Algae as a tool in ecosystem services: Microalgae to aviation biofuels
Tuesday 24th November 2015
Holiday Inn Birmingham Airport
· Incentivisation scheme required for development of aviation biofuels in similar way to road transport schemes
· More investment required for pilot and demonstration scale facilities
· Support for SMEs
· A more cohesive supply chain is required
· When developing a new aviation fuel, ensure airplane manufacturers are involved
· More government support
· Microalgae/biofuel blend between 10 and 50% is required (Drop in)
· All new fuels need to be certified
· Techno-economics of microalgae to jet fuel has polarised community
· TUI Group & Airbus building microalgae pilot plants
· Key drivers for SAF: Price, security of supply and sustainability
· Microalgae part of the solution and not a silver bullet
· Need positive investment landscape
· Big oil companies are still interested in biofuels – E.g. EXXON Mobile run the ASTM certification process
Algae as a tool in ecosystem services: Microalgae to aviation biofuels aimed to bring together the whole supply chain from microalgae growers, to fuel developers, to airline companies to understand the opportunities and challenges to developing this technology in the UK.
Just over 70 delegates from across the supply chain registered to attend the event and on the day provided constructive discussion and input (see Figure below).
The day started with a presentation from Michelle Carter (Knowledge Transfer Network Ltd) on the role algae can play in Ecosystem Services and in particular how they can provide a service to the aviation industry in helping to address their CO2 reduction targets.

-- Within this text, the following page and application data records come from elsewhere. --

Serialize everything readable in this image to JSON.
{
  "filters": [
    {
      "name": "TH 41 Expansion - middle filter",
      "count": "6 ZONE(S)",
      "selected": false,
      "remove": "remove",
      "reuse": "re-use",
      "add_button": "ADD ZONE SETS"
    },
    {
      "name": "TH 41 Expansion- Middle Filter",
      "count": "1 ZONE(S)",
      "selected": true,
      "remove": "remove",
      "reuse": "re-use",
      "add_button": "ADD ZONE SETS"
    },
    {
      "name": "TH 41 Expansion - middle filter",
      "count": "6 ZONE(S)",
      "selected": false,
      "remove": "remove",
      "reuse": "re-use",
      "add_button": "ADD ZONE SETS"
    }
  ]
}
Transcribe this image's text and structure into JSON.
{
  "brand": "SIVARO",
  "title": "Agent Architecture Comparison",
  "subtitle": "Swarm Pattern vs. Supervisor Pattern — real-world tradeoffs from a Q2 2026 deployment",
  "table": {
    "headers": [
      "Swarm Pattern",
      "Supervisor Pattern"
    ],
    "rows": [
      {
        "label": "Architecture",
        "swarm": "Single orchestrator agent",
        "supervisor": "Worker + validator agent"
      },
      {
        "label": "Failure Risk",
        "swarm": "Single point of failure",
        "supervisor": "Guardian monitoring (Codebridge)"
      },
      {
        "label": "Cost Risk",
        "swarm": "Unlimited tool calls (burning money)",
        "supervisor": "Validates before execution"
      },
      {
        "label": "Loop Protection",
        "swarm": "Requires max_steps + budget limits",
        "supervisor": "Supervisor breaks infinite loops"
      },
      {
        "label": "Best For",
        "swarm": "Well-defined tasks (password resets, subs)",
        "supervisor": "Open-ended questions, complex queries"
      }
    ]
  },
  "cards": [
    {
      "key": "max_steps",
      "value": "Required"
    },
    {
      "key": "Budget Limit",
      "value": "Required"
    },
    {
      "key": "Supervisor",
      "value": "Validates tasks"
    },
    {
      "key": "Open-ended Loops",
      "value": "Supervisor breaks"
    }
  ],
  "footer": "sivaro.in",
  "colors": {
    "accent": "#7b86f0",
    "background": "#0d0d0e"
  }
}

The following three presentations set the scene and offered delegates some insight into the rationale for the event.
Keith Bushell, Airbus OL & Sustainable Aviation presented on the Sustainable Aviation UK Aviation Fuels Road Map where microalgae HEFA technology is identified as being commercially viable 2030-2040. Xavier Dommange then presented on a report he developed whilst at Airbus Innovations Milestones to Microalgae Aviation Biofuels. Xavier suggests focusing R&D time and investment on five microalgae strains for jet fuel production.
A message consistently communicated by the aviation and aerospace representatives is the need for the right policies to be in place in terms of incentivisation schemes in a similar way to road transport (RTFO); investment into pilot and demonstration scale facilities; greater connectivity and cohesion along the supply chain; developing sustainable biofuels, and; ensuring security of supply.
Aaron Berry, Head of Low Carbon Fuels Strategy, Dept. for Transport presented on the measures government is making – following discussion with Sustainable Aviation – on proposed incentivisation schemes under the Renewable Transport Fuels Obligation (RTFO) scheme.
The second session of the workshop focused on the challenges and opportunities towards developing microalgae biofuel.
Richard Mills, Boeing reiterated the need for a level playing field with the vehicle industry to support low carbon transport. Although an aircraft manufacturer, Boeing is committed to ensuring involvement in the development of new sustainable aviation fuels as they could have a detrimental impact on the design and resilience of the plane. One Boeing plane has flown on microalgae fuel, is a member of the ABO and is involved in microalgae projects. That said, Richard is yet to see any convincing economic data – algae is yet to be competitive as a fuel.
Richard’s presentation can be found here.
Maria Barbosa, AlgaeParc, Wageningen University is working with TUI Group on microalgae jet fuel and are building a pilot scale facility at Bonair, Caribbean. The objective is to take a biorefinery approach and produce fuels, chemicals, aquafeed and food. Maria’s presentation looked at the techno-economic viability of algae jet fuel by consideraing a range of variables: labour costs, light variation, taxes, cultivation system and inputs.
Chris Lewis is a visiting professor at Sheffield University following retirement from Rolls Royce and is an aviation fuels expert. Chris presented on the regulatory framework for aviation fuel, important information if developing a microalgae based jet fuel.
James Hygate, Green Fuels Research has developed a feedstock agnostic technology to generate a variety of fuels including jetfuel. The company is a Royal Warrant holder, the car used in the Royal Wedding was ran on their biofuel. James offered an interesting insight in his presentation on the challenges of scaling up production, particularly in the UK where funding for this activity is difficult to secure.
The final set of presentations were five-minute pitches:
Andrew Spicer, Algenuity
Marco Lizzul, Varicon Aqua Solutions Ltd
Ian Watson University of Glasgow
David Punchard, Avespa
Svein Dahl, MicroA AS
Philip Kenny, Swansea University
The programme for the day can be found here
Innovate UK is keen to understand how to support the industry develop sustainable aviation fuels (SAF) broadly – including microalgae. It is looking at current funding schemes and identifying where the gaps are.
The Knowledge Transfer Network is exploring the possibility of developing a working group to look at the milestones identified in Airbus Innovations report on microalgae aviation fuels to understand where we should be focusing our efforts and investment in the UK.
If you have any comments or suggestions on microalgae or SAF generally, please contact Michelle Carter email@example.com